╭─ The data
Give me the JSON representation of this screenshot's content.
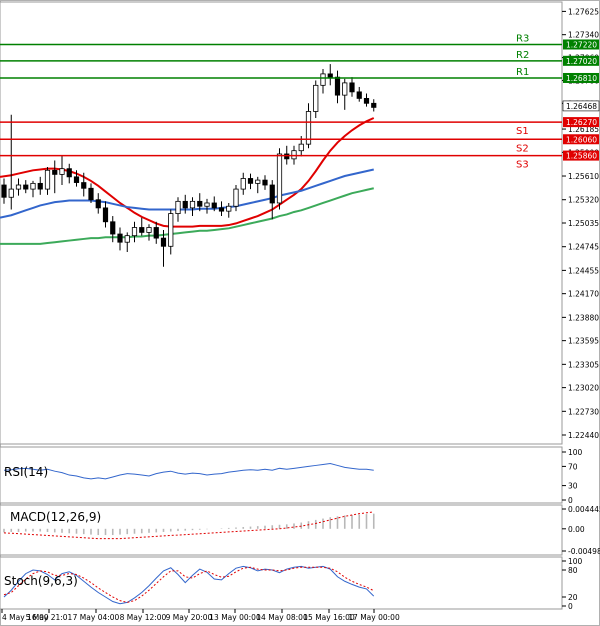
{
  "chart_data": {
    "type": "candlestick",
    "title": "",
    "x_labels": [
      "4 May 16:00",
      "5 May 21:01",
      "7 May 04:00",
      "8 May 12:00",
      "9 May 20:00",
      "13 May 00:00",
      "14 May 08:00",
      "15 May 16:00",
      "17 May 00:00"
    ],
    "price_axis": {
      "ylim": [
        1.2233,
        1.2774
      ],
      "ticks": [
        "1.27625",
        "1.27340",
        "1.27060",
        "1.26780",
        "1.26500",
        "1.26185",
        "1.25900",
        "1.25610",
        "1.25320",
        "1.25035",
        "1.24745",
        "1.24455",
        "1.24170",
        "1.23880",
        "1.23595",
        "1.23305",
        "1.23020",
        "1.22730",
        "1.22440"
      ]
    },
    "current_price": "1.26468",
    "levels": [
      {
        "name": "R3",
        "value": 1.2722,
        "label": "1.27220",
        "color": "#008000"
      },
      {
        "name": "R2",
        "value": 1.2702,
        "label": "1.27020",
        "color": "#008000"
      },
      {
        "name": "R1",
        "value": 1.2681,
        "label": "1.26810",
        "color": "#008000"
      },
      {
        "name": "S1",
        "value": 1.2627,
        "label": "1.26270",
        "color": "#e00000"
      },
      {
        "name": "S2",
        "value": 1.2606,
        "label": "1.26060",
        "color": "#e00000"
      },
      {
        "name": "S3",
        "value": 1.2586,
        "label": "1.25860",
        "color": "#e00000"
      }
    ],
    "candles": [
      {
        "o": 1.255,
        "h": 1.2558,
        "l": 1.2527,
        "c": 1.2535
      },
      {
        "o": 1.2535,
        "h": 1.2636,
        "l": 1.252,
        "c": 1.2545
      },
      {
        "o": 1.2545,
        "h": 1.2558,
        "l": 1.2537,
        "c": 1.255
      },
      {
        "o": 1.255,
        "h": 1.2556,
        "l": 1.254,
        "c": 1.2545
      },
      {
        "o": 1.2545,
        "h": 1.2555,
        "l": 1.2535,
        "c": 1.2552
      },
      {
        "o": 1.2552,
        "h": 1.256,
        "l": 1.2538,
        "c": 1.2545
      },
      {
        "o": 1.2545,
        "h": 1.2572,
        "l": 1.2538,
        "c": 1.2568
      },
      {
        "o": 1.2568,
        "h": 1.258,
        "l": 1.254,
        "c": 1.2563
      },
      {
        "o": 1.2563,
        "h": 1.2586,
        "l": 1.255,
        "c": 1.257
      },
      {
        "o": 1.257,
        "h": 1.2576,
        "l": 1.2552,
        "c": 1.256
      },
      {
        "o": 1.256,
        "h": 1.2568,
        "l": 1.2548,
        "c": 1.2553
      },
      {
        "o": 1.2553,
        "h": 1.2565,
        "l": 1.2536,
        "c": 1.2546
      },
      {
        "o": 1.2546,
        "h": 1.2552,
        "l": 1.2528,
        "c": 1.2532
      },
      {
        "o": 1.2532,
        "h": 1.254,
        "l": 1.2515,
        "c": 1.2522
      },
      {
        "o": 1.2522,
        "h": 1.253,
        "l": 1.2498,
        "c": 1.2505
      },
      {
        "o": 1.2505,
        "h": 1.2512,
        "l": 1.248,
        "c": 1.249
      },
      {
        "o": 1.249,
        "h": 1.2498,
        "l": 1.247,
        "c": 1.248
      },
      {
        "o": 1.248,
        "h": 1.2492,
        "l": 1.2468,
        "c": 1.2488
      },
      {
        "o": 1.2488,
        "h": 1.2505,
        "l": 1.248,
        "c": 1.2498
      },
      {
        "o": 1.2498,
        "h": 1.251,
        "l": 1.2488,
        "c": 1.2492
      },
      {
        "o": 1.2492,
        "h": 1.2502,
        "l": 1.2482,
        "c": 1.2498
      },
      {
        "o": 1.2498,
        "h": 1.2505,
        "l": 1.2478,
        "c": 1.2485
      },
      {
        "o": 1.2485,
        "h": 1.2495,
        "l": 1.245,
        "c": 1.2475
      },
      {
        "o": 1.2475,
        "h": 1.252,
        "l": 1.2465,
        "c": 1.2515
      },
      {
        "o": 1.2515,
        "h": 1.2535,
        "l": 1.2505,
        "c": 1.253
      },
      {
        "o": 1.253,
        "h": 1.2538,
        "l": 1.2515,
        "c": 1.2522
      },
      {
        "o": 1.2522,
        "h": 1.2535,
        "l": 1.2512,
        "c": 1.253
      },
      {
        "o": 1.253,
        "h": 1.254,
        "l": 1.2518,
        "c": 1.2524
      },
      {
        "o": 1.2524,
        "h": 1.2533,
        "l": 1.2515,
        "c": 1.2528
      },
      {
        "o": 1.2528,
        "h": 1.2536,
        "l": 1.2518,
        "c": 1.2522
      },
      {
        "o": 1.2522,
        "h": 1.253,
        "l": 1.2512,
        "c": 1.2518
      },
      {
        "o": 1.2518,
        "h": 1.2528,
        "l": 1.251,
        "c": 1.2524
      },
      {
        "o": 1.2524,
        "h": 1.255,
        "l": 1.2518,
        "c": 1.2545
      },
      {
        "o": 1.2545,
        "h": 1.2565,
        "l": 1.2538,
        "c": 1.2558
      },
      {
        "o": 1.2558,
        "h": 1.2564,
        "l": 1.2545,
        "c": 1.2552
      },
      {
        "o": 1.2552,
        "h": 1.256,
        "l": 1.254,
        "c": 1.2556
      },
      {
        "o": 1.2556,
        "h": 1.2562,
        "l": 1.2544,
        "c": 1.255
      },
      {
        "o": 1.255,
        "h": 1.2556,
        "l": 1.2508,
        "c": 1.2528
      },
      {
        "o": 1.2528,
        "h": 1.2595,
        "l": 1.252,
        "c": 1.2588
      },
      {
        "o": 1.2588,
        "h": 1.2598,
        "l": 1.2575,
        "c": 1.2582
      },
      {
        "o": 1.2582,
        "h": 1.2598,
        "l": 1.2575,
        "c": 1.2592
      },
      {
        "o": 1.2592,
        "h": 1.261,
        "l": 1.2585,
        "c": 1.26
      },
      {
        "o": 1.26,
        "h": 1.265,
        "l": 1.2595,
        "c": 1.264
      },
      {
        "o": 1.264,
        "h": 1.2678,
        "l": 1.2632,
        "c": 1.2672
      },
      {
        "o": 1.2672,
        "h": 1.2692,
        "l": 1.2662,
        "c": 1.2686
      },
      {
        "o": 1.2686,
        "h": 1.2698,
        "l": 1.2672,
        "c": 1.2682
      },
      {
        "o": 1.2682,
        "h": 1.269,
        "l": 1.265,
        "c": 1.266
      },
      {
        "o": 1.266,
        "h": 1.268,
        "l": 1.2642,
        "c": 1.2675
      },
      {
        "o": 1.2675,
        "h": 1.2682,
        "l": 1.2658,
        "c": 1.2664
      },
      {
        "o": 1.2664,
        "h": 1.267,
        "l": 1.2652,
        "c": 1.2656
      },
      {
        "o": 1.2656,
        "h": 1.2662,
        "l": 1.2646,
        "c": 1.265
      },
      {
        "o": 1.265,
        "h": 1.2655,
        "l": 1.264,
        "c": 1.2645
      }
    ],
    "moving_averages": [
      {
        "color": "#e00000",
        "values": [
          1.256,
          1.2562,
          1.2564,
          1.2566,
          1.2568,
          1.2569,
          1.257,
          1.257,
          1.2569,
          1.2567,
          1.2564,
          1.256,
          1.2555,
          1.2549,
          1.2542,
          1.2535,
          1.2528,
          1.2522,
          1.2516,
          1.2511,
          1.2507,
          1.2503,
          1.25,
          1.2499,
          1.2499,
          1.2499,
          1.2499,
          1.25,
          1.25,
          1.25,
          1.25,
          1.2501,
          1.2503,
          1.2506,
          1.2509,
          1.2512,
          1.2516,
          1.252,
          1.2526,
          1.2532,
          1.2538,
          1.2545,
          1.2555,
          1.2567,
          1.258,
          1.2592,
          1.2602,
          1.261,
          1.2617,
          1.2623,
          1.2628,
          1.2632
        ]
      },
      {
        "color": "#3366cc",
        "values": [
          1.251,
          1.2513,
          1.2516,
          1.2519,
          1.2522,
          1.2525,
          1.2527,
          1.2529,
          1.253,
          1.2531,
          1.2531,
          1.2531,
          1.2531,
          1.253,
          1.2529,
          1.2527,
          1.2525,
          1.2523,
          1.2522,
          1.2521,
          1.252,
          1.252,
          1.252,
          1.252,
          1.252,
          1.252,
          1.252,
          1.2521,
          1.2521,
          1.2521,
          1.2522,
          1.2523,
          1.2524,
          1.2526,
          1.2528,
          1.253,
          1.2532,
          1.2534,
          1.2537,
          1.2539,
          1.2541,
          1.2543,
          1.2546,
          1.2549,
          1.2552,
          1.2555,
          1.2558,
          1.2561,
          1.2563,
          1.2565,
          1.2567,
          1.2569
        ]
      },
      {
        "color": "#3caa5a",
        "values": [
          1.2478,
          1.2478,
          1.2478,
          1.2478,
          1.2478,
          1.2478,
          1.2479,
          1.248,
          1.2481,
          1.2482,
          1.2483,
          1.2484,
          1.2485,
          1.2485,
          1.2486,
          1.2486,
          1.2486,
          1.2486,
          1.2487,
          1.2487,
          1.2488,
          1.2488,
          1.2489,
          1.249,
          1.2491,
          1.2492,
          1.2493,
          1.2494,
          1.2494,
          1.2495,
          1.2496,
          1.2497,
          1.2499,
          1.2501,
          1.2503,
          1.2505,
          1.2507,
          1.2509,
          1.2512,
          1.2514,
          1.2517,
          1.2519,
          1.2522,
          1.2525,
          1.2528,
          1.2531,
          1.2534,
          1.2537,
          1.254,
          1.2542,
          1.2544,
          1.2546
        ]
      }
    ],
    "rsi": {
      "label": "RSI(14)",
      "levels": [
        "100",
        "70",
        "30",
        "0"
      ],
      "color": "#3366cc",
      "values": [
        62,
        63,
        65,
        66,
        64,
        62,
        64,
        60,
        57,
        52,
        50,
        46,
        44,
        46,
        44,
        48,
        52,
        55,
        54,
        52,
        50,
        55,
        58,
        60,
        56,
        54,
        56,
        55,
        52,
        54,
        55,
        58,
        60,
        62,
        63,
        62,
        64,
        62,
        66,
        64,
        66,
        68,
        70,
        72,
        74,
        76,
        72,
        68,
        66,
        64,
        64,
        62
      ]
    },
    "macd": {
      "label": "MACD(12,26,9)",
      "ticks": [
        "0.004445",
        "0.00",
        "-0.00498"
      ],
      "range": [
        -0.00498,
        0.004445
      ],
      "signal_color": "#e00000",
      "histogram": [
        -0.0008,
        -0.0007,
        -0.0007,
        -0.0006,
        -0.0006,
        -0.0006,
        -0.0007,
        -0.0008,
        -0.0009,
        -0.001,
        -0.0011,
        -0.0012,
        -0.0013,
        -0.0014,
        -0.0014,
        -0.0014,
        -0.0013,
        -0.0012,
        -0.0011,
        -0.001,
        -0.0009,
        -0.0008,
        -0.0007,
        -0.0006,
        -0.0005,
        -0.0004,
        -0.0003,
        -0.0002,
        -0.0001,
        0.0,
        0.0001,
        0.0002,
        0.0003,
        0.0004,
        0.0005,
        0.0006,
        0.0007,
        0.0008,
        0.0009,
        0.001,
        0.0012,
        0.0014,
        0.0017,
        0.002,
        0.0023,
        0.0026,
        0.0028,
        0.003,
        0.0031,
        0.0032,
        0.0033,
        0.0034
      ],
      "signal": [
        -0.0009,
        -0.001,
        -0.0011,
        -0.0012,
        -0.0013,
        -0.0014,
        -0.0015,
        -0.0016,
        -0.0017,
        -0.0018,
        -0.0019,
        -0.002,
        -0.0021,
        -0.0022,
        -0.0022,
        -0.0022,
        -0.0022,
        -0.0021,
        -0.002,
        -0.0019,
        -0.0018,
        -0.0017,
        -0.0016,
        -0.0015,
        -0.0014,
        -0.0013,
        -0.0012,
        -0.0011,
        -0.001,
        -0.0009,
        -0.0008,
        -0.0007,
        -0.0006,
        -0.0005,
        -0.0004,
        -0.0003,
        -0.0002,
        -0.0001,
        0.0,
        0.0002,
        0.0004,
        0.0006,
        0.0009,
        0.0012,
        0.0016,
        0.002,
        0.0024,
        0.0028,
        0.0031,
        0.0034,
        0.0036,
        0.0038
      ]
    },
    "stoch": {
      "label": "Stoch(9,6,3)",
      "levels": [
        "100",
        "80",
        "20",
        "0"
      ],
      "main_color": "#3366cc",
      "signal_color": "#e00000",
      "k": [
        20,
        35,
        55,
        72,
        80,
        78,
        70,
        58,
        72,
        76,
        68,
        55,
        42,
        30,
        20,
        10,
        5,
        8,
        18,
        30,
        45,
        62,
        78,
        85,
        70,
        52,
        68,
        82,
        75,
        60,
        58,
        72,
        84,
        88,
        85,
        78,
        82,
        80,
        74,
        82,
        86,
        88,
        84,
        86,
        88,
        82,
        65,
        55,
        48,
        42,
        38,
        22
      ],
      "d": [
        25,
        30,
        45,
        60,
        72,
        78,
        76,
        68,
        68,
        72,
        70,
        62,
        52,
        40,
        30,
        20,
        12,
        8,
        12,
        22,
        35,
        50,
        65,
        78,
        78,
        65,
        62,
        72,
        78,
        70,
        64,
        66,
        76,
        84,
        86,
        82,
        80,
        80,
        78,
        80,
        84,
        86,
        86,
        86,
        86,
        84,
        76,
        64,
        55,
        48,
        42,
        34
      ]
    }
  }
}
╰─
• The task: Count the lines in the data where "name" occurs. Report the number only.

• Answer to this problem: 6